"When she won at Churchill, she didn't have the best of it there either," Casse said. "I thought she was four or five lengths the best that day. We know that it takes a special, special horse (to go to Ascot) and we think she is that."
La Coronel's Edgewood victory served a couple key purposes. Not only did she show she could handle being fanned wide and still come with her kick, she was unfazed by the cut in the ground from the rain that drenched the Louisville area that day.
She will not favored as Tepin was for her historic Ascot run, not with the likes of Aidan O'Brien trained Winter—winner of the QIPCO One Thousand Guineas (G1)—in the lineup. If omens are anything, however, she did travel and is stabled with multiple grade 1 winner Miss Temple City, the Graham Motion-trainee who befriended Tepin during their time in England preparing for Royal Ascot last summer.

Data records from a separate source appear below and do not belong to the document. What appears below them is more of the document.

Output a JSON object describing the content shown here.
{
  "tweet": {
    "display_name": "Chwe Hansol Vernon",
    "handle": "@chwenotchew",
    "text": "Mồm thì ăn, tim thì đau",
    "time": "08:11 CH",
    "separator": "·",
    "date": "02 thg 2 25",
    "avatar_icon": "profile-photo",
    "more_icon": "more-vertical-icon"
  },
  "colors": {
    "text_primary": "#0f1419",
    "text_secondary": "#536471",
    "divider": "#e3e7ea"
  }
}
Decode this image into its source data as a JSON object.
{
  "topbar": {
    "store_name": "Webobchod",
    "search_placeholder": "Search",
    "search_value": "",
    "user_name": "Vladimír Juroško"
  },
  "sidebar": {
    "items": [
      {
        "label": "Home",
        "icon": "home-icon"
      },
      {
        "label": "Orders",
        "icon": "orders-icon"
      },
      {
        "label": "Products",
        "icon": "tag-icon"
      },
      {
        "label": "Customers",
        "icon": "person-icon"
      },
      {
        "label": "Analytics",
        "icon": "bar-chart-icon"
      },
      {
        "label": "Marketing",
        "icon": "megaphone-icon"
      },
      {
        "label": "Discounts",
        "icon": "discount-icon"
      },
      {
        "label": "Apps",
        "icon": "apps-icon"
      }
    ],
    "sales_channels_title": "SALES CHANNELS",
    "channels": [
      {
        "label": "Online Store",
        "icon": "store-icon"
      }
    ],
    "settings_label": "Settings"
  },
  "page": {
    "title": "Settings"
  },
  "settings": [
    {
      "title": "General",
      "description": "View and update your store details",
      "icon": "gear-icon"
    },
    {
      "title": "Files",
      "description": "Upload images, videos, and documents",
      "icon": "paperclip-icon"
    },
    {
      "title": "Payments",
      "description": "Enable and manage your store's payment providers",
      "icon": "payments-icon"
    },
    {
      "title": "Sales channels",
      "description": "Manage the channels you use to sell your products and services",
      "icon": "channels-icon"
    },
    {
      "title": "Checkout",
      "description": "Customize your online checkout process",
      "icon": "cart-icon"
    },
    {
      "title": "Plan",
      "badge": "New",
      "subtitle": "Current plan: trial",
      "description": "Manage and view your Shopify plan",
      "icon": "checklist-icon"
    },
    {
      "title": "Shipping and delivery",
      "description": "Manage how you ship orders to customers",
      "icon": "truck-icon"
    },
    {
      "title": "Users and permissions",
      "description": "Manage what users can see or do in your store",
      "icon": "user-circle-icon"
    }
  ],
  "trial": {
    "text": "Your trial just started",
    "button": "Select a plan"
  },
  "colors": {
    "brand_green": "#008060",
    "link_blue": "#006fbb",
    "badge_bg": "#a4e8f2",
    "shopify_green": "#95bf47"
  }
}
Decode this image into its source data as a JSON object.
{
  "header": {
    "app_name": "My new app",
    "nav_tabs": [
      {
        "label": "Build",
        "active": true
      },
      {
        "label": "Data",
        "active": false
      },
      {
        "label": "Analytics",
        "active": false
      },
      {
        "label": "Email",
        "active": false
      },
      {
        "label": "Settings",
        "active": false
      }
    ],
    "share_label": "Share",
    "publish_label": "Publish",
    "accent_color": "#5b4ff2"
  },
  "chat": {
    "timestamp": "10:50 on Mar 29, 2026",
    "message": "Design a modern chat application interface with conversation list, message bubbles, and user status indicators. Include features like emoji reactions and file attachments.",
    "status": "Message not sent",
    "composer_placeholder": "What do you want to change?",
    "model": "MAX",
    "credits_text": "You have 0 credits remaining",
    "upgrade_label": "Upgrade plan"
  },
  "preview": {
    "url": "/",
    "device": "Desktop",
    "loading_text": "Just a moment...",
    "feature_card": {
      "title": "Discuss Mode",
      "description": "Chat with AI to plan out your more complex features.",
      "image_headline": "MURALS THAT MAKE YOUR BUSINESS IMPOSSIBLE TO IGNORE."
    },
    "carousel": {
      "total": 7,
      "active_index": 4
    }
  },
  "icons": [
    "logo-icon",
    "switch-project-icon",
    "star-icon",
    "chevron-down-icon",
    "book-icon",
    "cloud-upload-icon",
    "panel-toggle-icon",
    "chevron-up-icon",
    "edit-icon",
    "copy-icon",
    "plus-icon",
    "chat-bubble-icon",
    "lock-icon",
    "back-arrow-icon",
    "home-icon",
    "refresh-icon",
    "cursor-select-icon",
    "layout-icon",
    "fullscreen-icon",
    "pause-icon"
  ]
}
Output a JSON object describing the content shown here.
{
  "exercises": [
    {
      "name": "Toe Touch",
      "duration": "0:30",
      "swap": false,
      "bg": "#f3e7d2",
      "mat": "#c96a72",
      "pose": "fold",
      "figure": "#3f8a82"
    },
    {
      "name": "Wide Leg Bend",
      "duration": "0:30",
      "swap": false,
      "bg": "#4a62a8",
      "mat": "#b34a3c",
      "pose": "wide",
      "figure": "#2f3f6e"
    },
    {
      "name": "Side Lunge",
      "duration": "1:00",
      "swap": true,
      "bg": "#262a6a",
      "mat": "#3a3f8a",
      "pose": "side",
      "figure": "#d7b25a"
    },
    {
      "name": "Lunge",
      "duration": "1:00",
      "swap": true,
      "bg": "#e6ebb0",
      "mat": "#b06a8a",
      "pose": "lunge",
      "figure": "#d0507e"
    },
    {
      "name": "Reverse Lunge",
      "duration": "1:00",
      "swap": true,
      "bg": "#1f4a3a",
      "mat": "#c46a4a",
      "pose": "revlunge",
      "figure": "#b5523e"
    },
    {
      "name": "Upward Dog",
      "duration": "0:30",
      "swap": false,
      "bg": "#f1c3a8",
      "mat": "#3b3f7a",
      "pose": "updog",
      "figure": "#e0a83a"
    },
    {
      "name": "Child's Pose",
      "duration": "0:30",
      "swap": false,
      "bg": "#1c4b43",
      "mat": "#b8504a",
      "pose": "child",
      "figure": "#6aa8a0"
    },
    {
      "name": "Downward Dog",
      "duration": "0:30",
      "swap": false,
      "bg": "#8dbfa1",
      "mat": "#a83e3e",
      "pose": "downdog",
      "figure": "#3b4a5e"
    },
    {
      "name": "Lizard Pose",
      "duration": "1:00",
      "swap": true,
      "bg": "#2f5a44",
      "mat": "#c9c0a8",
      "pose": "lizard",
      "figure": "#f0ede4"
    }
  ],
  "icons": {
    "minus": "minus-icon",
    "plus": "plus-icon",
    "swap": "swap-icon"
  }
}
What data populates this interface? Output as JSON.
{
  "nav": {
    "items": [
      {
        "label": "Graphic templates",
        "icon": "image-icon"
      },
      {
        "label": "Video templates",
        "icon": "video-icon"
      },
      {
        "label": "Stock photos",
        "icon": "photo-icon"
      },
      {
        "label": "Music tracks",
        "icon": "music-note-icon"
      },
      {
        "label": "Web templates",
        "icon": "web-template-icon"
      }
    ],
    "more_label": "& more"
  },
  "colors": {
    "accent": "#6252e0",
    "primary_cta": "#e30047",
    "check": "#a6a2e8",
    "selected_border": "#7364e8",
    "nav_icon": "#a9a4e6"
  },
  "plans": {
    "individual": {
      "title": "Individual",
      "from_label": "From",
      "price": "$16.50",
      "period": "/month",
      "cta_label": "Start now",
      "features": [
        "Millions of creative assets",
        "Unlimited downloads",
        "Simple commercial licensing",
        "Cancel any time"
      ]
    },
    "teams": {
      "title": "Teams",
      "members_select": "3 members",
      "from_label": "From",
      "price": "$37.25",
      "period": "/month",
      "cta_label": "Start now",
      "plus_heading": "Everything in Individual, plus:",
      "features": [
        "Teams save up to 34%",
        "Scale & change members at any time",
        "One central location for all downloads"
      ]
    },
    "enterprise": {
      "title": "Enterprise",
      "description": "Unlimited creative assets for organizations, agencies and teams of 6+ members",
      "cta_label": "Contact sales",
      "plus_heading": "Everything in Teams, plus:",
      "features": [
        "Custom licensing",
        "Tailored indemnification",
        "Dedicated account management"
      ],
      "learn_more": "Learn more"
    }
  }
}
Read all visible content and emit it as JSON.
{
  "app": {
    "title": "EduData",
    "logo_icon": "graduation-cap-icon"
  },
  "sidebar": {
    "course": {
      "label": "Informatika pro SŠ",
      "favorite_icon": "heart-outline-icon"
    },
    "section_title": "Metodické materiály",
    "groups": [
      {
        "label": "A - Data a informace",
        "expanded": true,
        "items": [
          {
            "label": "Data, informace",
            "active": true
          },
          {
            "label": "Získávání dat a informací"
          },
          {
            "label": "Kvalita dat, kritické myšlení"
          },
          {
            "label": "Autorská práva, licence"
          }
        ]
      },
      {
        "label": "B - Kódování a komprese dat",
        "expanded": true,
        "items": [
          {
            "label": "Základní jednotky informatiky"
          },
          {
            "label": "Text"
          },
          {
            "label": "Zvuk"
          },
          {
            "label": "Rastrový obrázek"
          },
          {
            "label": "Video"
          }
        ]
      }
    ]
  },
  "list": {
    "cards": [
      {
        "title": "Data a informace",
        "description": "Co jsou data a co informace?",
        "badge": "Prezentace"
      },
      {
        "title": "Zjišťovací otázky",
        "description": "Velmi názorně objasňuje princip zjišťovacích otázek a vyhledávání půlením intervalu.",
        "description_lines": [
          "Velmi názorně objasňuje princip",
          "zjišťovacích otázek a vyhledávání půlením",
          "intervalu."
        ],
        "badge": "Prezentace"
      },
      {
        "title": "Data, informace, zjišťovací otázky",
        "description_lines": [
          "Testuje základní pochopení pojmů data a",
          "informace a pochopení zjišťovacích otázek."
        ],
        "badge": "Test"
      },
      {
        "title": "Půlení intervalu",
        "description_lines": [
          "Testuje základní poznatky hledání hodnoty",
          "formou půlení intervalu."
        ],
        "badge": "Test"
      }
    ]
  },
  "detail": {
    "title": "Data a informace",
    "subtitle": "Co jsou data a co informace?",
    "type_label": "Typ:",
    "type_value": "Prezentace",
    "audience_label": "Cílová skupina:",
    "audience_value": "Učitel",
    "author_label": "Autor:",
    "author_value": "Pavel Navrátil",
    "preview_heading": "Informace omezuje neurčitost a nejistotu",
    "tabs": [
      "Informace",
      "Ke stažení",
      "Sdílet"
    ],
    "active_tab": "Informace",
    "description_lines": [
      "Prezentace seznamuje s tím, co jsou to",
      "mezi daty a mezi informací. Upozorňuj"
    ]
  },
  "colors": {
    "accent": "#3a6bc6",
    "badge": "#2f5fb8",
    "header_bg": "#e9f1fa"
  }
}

It is all a script Casse has crafted before, complete with storybook ending. He certainly wouldn't mind repeating himself with a few different points for emphasis.
"I don't know what is going to happen. I realize we are going over to play to the heart of Europe's biggest strengths. I know their 3-year-old filly division is very strong," the Canadian Hall of Fame conditioner said. "But I don't feel like we're hunting bear with a switch."
Also of note Friday, Casse said that champion Classic Empire went for a jog at Churchill, the colt's first trip to the track since he missed the June 10 Belmont Stakes presented by NYRA Bets (G1) because of a foot abscess.
"He trained this morning. He's literally back on track," Casse said, adding that the betfair.com Haskell Invitational Stakes (G1) remains the summer target. "The good thing is we've got plenty of time to get him ready."